Collecting Evidence With Spyware

A law passed by the Australian Parliament in December gives the country's federal and state police the power to use computer spyware to collect evidence in a broad range of investigations.

The Surveillance Devices Act allows police to obtain a warrant to use software surveillance technologies, including systems that track and log keystrokes on computer keyboards.

Critics call the law imbalanced, arguing that police could secretly install software to monitor e-mail, online chats, word processor and spreadsheet entries, and even bank passwords and PINs. -- The Sydney Morning Herald

Solar Robots Go Underwater

Underwater robots may one day help protect water quality. Researchers at the Darrin Fresh Water Institute on Lake George, N.Y., are experimenting with distributed sensing devices and water-monitoring robots as part of the RiverNet project, which is funded by the National Science Foundation.

The robotic devices, known as solar-powered autonomous underwater vehicles (SAUVs), would detect chemical and biological trends that impact water quality. The goal is to develop SAUVs that will communicate and network together using technologies such as integrated sensor microsystems, pervasive computing, wireless communications and sensor mobility. -- Rensselaer Polytechnic Institute

Browser Change

Pennsylvania State University urged the school's computer users to switch from Microsoft's Internet Explorer to other standards-based Web browsers to minimize exposure to cyber-attacks.

The campuswide alert, issued by the university's Information Technology Services (ITS) in December, said the shift would help protect users from attacks that exploit Web browser vulnerabilities. ITS recommended Web browser options such as Firefox, Mozilla, Netscape Communicator and Opera. -- Pennsylvania State University

Intrusion Prevention

Because worms, viruses and denial-of-service attacks continue to plague Internet users, 80 percent of organizations now use intrusion prevention system (IPS) products inline with blocking protection, according to In-Stat/MDR. Nineteen percent of IPS products are deployed at critical segments within the network.

Sneaky GPS

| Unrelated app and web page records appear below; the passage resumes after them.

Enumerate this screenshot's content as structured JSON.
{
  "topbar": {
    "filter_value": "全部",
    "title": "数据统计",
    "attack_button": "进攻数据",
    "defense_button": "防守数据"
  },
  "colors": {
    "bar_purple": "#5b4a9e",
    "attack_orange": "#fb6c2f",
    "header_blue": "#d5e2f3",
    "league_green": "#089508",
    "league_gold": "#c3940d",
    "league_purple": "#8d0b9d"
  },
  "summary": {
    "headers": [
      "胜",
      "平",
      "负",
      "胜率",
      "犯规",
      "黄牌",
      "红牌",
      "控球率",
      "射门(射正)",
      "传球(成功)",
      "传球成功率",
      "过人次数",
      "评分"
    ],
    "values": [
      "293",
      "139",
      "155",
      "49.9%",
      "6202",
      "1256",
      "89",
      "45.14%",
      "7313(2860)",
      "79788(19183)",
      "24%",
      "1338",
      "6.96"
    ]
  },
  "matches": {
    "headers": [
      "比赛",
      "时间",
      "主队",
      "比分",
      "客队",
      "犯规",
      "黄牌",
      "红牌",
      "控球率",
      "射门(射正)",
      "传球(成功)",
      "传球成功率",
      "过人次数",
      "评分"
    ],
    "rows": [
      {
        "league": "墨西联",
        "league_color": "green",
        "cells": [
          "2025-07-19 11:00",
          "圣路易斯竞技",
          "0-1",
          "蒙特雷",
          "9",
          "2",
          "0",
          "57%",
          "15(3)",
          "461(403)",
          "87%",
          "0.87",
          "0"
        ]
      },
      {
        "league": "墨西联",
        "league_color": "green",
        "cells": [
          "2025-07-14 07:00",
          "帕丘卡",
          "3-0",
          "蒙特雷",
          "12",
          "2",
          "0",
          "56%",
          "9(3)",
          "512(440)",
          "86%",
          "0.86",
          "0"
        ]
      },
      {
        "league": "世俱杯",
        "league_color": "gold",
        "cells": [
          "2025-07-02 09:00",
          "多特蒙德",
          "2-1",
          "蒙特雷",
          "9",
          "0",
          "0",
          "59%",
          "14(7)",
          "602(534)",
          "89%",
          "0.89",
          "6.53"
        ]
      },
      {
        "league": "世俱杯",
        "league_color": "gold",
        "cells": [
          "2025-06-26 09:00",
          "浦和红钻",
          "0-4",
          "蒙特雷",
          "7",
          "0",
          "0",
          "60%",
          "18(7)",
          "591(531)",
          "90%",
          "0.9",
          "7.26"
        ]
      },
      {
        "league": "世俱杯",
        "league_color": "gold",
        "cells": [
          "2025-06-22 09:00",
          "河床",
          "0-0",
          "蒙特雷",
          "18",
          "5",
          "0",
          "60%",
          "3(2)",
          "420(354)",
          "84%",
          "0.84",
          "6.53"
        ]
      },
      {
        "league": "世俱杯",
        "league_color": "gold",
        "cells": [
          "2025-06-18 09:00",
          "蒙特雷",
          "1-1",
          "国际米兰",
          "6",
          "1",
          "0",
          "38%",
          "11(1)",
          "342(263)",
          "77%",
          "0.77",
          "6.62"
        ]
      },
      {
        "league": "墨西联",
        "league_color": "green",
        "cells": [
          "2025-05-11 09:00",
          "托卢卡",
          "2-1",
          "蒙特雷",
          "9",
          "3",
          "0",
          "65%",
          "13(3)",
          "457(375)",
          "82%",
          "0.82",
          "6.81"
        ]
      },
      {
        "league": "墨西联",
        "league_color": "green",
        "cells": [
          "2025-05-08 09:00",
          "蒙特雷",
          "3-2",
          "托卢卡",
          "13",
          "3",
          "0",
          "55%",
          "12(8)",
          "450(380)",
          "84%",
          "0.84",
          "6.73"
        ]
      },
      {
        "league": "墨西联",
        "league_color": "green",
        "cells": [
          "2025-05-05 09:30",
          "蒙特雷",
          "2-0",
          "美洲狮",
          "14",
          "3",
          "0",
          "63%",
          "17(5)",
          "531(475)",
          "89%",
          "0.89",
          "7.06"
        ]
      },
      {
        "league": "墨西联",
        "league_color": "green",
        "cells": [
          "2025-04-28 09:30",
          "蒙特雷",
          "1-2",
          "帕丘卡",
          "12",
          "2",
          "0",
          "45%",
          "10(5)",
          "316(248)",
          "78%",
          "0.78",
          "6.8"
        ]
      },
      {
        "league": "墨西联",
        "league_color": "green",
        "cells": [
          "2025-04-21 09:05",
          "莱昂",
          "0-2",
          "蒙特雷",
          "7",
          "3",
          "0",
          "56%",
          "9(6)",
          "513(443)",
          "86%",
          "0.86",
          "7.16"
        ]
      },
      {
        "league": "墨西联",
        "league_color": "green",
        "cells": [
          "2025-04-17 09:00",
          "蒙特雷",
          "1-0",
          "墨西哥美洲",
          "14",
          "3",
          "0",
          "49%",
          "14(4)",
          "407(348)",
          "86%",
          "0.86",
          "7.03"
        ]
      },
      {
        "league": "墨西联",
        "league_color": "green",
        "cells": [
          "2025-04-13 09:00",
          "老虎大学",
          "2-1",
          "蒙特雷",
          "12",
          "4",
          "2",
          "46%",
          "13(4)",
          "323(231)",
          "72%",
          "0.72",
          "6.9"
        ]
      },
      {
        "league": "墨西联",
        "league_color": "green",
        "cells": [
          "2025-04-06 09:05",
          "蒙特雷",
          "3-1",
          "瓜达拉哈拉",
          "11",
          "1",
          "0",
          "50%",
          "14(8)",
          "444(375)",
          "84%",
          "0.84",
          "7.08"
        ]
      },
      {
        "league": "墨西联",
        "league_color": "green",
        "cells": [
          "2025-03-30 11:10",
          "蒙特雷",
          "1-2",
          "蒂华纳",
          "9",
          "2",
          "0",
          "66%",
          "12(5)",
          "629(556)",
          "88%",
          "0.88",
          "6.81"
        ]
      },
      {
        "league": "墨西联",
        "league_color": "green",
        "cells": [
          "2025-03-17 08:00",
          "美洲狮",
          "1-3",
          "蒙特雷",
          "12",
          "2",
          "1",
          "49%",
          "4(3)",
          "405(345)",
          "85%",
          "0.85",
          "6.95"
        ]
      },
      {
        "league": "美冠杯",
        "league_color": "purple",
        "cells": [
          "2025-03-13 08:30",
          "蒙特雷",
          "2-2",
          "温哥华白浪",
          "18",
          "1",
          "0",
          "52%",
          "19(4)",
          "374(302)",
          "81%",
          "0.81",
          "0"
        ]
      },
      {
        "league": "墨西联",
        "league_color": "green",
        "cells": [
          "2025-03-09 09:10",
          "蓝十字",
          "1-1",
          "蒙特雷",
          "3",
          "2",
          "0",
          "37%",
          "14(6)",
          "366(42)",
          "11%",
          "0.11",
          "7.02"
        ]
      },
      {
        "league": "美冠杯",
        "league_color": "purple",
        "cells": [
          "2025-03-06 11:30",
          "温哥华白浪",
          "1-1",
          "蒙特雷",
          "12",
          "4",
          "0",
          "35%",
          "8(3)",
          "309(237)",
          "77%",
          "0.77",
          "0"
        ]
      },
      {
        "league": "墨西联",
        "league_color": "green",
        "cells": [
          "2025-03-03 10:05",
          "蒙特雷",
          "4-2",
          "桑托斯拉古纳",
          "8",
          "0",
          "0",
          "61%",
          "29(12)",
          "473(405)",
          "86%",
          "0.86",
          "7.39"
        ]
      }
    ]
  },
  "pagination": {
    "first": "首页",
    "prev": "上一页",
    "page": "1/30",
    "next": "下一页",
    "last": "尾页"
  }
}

GPS is creeping onto PDAs at a rate of 50 percent in Western Europe. The Netherlands and Denmark lead the market, with more than 80 percent of PDAs packing a GPS unit. -- IDC

Spyware Aware

According to a 2005 survey by WatchGuard Technologies, the biggest network security threats to companies, as a percentage of security administrators and IT managers who responded, are as follows.

Spyware: 67 percent

Viruses: 23 percent

Phishing: 10 percent

Shane Peterson  |  Associate Editor
Jessica Jones  |  Managing Editor